◆ Exercise details
Reading the records below, count the lines in which the string "name" appears; write the number only.

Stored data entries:
■ ■ ■ ■ ■ ■ ■
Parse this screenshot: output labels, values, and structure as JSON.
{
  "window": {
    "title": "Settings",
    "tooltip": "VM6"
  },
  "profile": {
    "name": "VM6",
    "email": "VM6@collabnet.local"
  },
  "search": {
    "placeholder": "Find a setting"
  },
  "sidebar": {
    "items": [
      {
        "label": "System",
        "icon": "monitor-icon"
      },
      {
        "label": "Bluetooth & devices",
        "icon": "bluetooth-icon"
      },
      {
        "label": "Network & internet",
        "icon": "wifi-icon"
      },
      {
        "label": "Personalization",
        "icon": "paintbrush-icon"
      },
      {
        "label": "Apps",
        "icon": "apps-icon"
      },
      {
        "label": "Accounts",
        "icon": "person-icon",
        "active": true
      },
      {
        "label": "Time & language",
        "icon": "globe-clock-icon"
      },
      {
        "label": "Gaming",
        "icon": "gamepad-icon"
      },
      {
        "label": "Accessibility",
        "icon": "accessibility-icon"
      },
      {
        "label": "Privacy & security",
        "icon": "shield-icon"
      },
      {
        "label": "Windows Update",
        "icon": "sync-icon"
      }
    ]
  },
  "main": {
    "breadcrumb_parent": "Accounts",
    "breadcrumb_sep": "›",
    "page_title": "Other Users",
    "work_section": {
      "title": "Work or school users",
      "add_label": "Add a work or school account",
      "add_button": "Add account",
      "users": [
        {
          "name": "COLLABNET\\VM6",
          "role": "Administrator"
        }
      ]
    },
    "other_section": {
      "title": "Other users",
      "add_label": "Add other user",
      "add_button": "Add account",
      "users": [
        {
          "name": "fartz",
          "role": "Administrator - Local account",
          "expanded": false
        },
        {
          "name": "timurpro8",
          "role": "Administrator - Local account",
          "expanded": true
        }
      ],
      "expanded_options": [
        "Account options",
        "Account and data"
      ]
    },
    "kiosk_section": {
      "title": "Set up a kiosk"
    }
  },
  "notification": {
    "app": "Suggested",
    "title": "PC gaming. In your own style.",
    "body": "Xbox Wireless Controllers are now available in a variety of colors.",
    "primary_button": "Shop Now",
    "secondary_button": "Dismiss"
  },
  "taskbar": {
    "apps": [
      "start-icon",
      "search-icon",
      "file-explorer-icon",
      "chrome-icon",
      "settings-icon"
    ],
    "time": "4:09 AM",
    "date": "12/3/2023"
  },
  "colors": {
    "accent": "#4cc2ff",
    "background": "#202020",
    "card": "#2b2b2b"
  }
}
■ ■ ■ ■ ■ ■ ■
◆ Response to this task
4